"Our measurements have excellent detection capabilities," said Star. "If such a sensor could be developed and commercialized, it could transform the way patients with diabetes monitor their glucose levels."

The team is currently working on a prototype of the sensor, with plans to test it on human breath samples soon.


'/>"/>

Contact: B. Rose Huber
rhuber@pitt.edu
412-624-4356
University of Pittsburgh
Source:Eurekalert

Related medicine news :

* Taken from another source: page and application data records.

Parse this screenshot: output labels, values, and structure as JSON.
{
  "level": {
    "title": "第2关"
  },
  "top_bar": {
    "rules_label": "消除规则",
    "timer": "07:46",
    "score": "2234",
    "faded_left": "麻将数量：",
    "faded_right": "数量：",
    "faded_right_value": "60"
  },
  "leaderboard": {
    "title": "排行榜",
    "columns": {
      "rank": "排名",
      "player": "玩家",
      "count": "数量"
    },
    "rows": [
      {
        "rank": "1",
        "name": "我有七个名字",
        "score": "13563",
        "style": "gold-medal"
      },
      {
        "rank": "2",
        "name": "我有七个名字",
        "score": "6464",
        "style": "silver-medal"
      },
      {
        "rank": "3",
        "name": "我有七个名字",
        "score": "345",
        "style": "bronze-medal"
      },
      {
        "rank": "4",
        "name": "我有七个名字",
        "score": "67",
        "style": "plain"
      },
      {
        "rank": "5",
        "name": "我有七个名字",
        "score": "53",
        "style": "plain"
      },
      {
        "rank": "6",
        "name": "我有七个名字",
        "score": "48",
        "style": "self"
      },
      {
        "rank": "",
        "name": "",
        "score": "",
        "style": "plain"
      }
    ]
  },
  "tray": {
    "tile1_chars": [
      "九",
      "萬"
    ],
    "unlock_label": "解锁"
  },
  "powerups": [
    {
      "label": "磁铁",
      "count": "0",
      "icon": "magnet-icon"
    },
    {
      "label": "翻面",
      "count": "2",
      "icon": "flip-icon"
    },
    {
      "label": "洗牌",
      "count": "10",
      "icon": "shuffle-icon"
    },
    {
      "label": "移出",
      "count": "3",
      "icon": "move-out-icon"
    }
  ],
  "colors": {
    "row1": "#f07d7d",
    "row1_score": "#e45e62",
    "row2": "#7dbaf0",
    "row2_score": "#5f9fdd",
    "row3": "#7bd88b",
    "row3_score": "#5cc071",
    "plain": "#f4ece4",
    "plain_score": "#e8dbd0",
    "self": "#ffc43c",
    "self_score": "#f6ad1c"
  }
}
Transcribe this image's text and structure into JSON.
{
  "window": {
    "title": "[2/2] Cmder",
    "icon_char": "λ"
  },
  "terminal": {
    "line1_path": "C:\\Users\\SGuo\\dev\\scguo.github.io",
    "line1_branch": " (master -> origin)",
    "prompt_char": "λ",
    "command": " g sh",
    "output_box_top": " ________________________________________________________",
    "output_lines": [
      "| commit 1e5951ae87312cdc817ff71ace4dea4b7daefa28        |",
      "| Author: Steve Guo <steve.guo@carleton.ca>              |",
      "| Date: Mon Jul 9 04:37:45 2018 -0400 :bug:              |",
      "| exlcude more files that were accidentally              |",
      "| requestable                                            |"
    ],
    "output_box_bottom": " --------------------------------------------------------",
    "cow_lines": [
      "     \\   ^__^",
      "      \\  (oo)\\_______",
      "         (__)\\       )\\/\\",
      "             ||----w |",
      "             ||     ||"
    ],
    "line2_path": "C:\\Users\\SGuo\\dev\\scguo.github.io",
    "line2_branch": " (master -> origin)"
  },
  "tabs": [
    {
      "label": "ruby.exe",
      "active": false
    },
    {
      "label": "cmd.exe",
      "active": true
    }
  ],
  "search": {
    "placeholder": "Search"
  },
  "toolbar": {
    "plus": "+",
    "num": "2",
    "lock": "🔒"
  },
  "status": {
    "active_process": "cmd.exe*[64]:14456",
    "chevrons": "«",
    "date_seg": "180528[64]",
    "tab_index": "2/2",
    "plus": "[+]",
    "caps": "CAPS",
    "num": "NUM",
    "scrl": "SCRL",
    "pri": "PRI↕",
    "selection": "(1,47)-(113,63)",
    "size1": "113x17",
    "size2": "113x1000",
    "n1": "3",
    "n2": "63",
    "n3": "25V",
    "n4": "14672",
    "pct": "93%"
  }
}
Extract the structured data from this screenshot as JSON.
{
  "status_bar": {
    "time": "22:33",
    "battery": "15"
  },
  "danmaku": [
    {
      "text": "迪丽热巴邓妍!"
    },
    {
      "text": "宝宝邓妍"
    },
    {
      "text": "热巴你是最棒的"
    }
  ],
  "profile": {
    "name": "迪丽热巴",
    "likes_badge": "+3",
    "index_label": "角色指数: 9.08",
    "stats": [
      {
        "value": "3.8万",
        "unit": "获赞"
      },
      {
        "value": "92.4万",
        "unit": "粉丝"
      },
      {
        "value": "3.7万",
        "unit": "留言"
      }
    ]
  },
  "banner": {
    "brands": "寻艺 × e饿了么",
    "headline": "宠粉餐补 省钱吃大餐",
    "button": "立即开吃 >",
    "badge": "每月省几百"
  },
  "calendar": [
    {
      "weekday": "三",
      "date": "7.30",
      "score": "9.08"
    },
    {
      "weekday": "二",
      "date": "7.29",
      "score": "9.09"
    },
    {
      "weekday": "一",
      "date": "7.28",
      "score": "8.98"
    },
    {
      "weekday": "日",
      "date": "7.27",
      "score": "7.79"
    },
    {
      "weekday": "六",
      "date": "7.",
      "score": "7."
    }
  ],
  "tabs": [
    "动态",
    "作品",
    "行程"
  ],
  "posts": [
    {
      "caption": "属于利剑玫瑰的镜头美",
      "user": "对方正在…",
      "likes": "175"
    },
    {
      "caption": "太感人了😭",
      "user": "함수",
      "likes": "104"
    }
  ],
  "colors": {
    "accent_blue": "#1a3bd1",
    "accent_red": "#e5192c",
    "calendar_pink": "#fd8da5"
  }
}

1. How a cancer drug leads to diabetes
2. Heart failure patients with diabetes may benefit from higher glucose levels
3. Disrupted Sleep May Raise Risk for Obesity, Diabetes: Study
4. Mouse Study Hints at New Path for Diabetes Treatment
5. Common Plastics Chemical Might Boost Diabetes Risk
6. Weight-Loss Surgery Beat Drugs for Cutting Diabetes in Very Obese
7. Naturopathic care can improve blood sugar, mood in diabetes
8. Cellular pathway linked to diabetes, heart disease
9. Diabetes Groups Issue New Guidelines on Blood Sugar
10. Value of Metformin, Insulin Combo for Type 2 Diabetes Questioned
11. Xenotransplantation as a therapy for type 1 diabetes
Post Your Comments:
*Name:
*Comment:
*Email:
(Date:7/21/2017)... ... July 21, 2017 , ... ... students improve their chances of acceptance to a residency in a United States ... earned degrees outside the U.S. , According to data released by the ECFMG®, ...
(Date:7/21/2017)... ... July 21, 2017 , ... West Dermatology is pleased ... Vu, PA-C. Beginning July 17, 2017, Ms. Vu will join West Dermatology’s large network ... experience in dermatology, skin cancer , and more. She graduated from the University ...
(Date:7/21/2017)... ... July 21, 2017 , ... How physicians and ... the rise, say researchers presenting their work at the American Orthopaedic Society ... combination of evaluating the patterns of change in concussion symptom presentation, diagnostic tools ...
(Date:7/20/2017)... ... July 20, 2017 , ... Acute myeloid leukemia (AML) is ... rapidly without treatment. Newly diagnosed patients face intense chemotherapy regimens and a stem ... With such a challenging diagnosis that requires immediate action, patients and caregivers ...
(Date:7/20/2017)... ... ... For individuals with extended hospital stays or who are residents of nursing ... specially designed to accommodate patients with a wide range of ailments or special needs, ... has invented the patent-pending PORTABLE ARM REST, a specially designed armrest that features many ...
Breaking Medicine News(10 mins):
(Date:7/12/2017)... and Company (NYSE: LLY ) has entered into ... litigation in the U.S. District Court for the Eastern District ... (tadalafil) unit dose patent. This patent was previously set ... agreement, Cialis exclusivity is now expected to end at the ... patent for Cialis is valid and infringed by companies seeking ...
(Date:7/11/2017)... 11, 2017  The global market for liquid biopsy ... $394.1 million in 2016.  Although in early stages, the ... in particular as a result of the gradual shift ... recent introduction of a significant number of new liquid ... of tumor biomarkers to guide treatment decisions. ...
(Date:7/11/2017)... July 11, 2017 Oramed Pharmaceuticals Inc. (NASDAQ: ... pharmaceutical company focused on the development of oral drug ... Drug Administration (FDA) has agreed to schedule an End-of-Phase ... IIb trial of its oral insulin capsule ORMD-0801 in ... trial met primary and secondary endpoints by indicating a ...
Breaking Medicine Technology: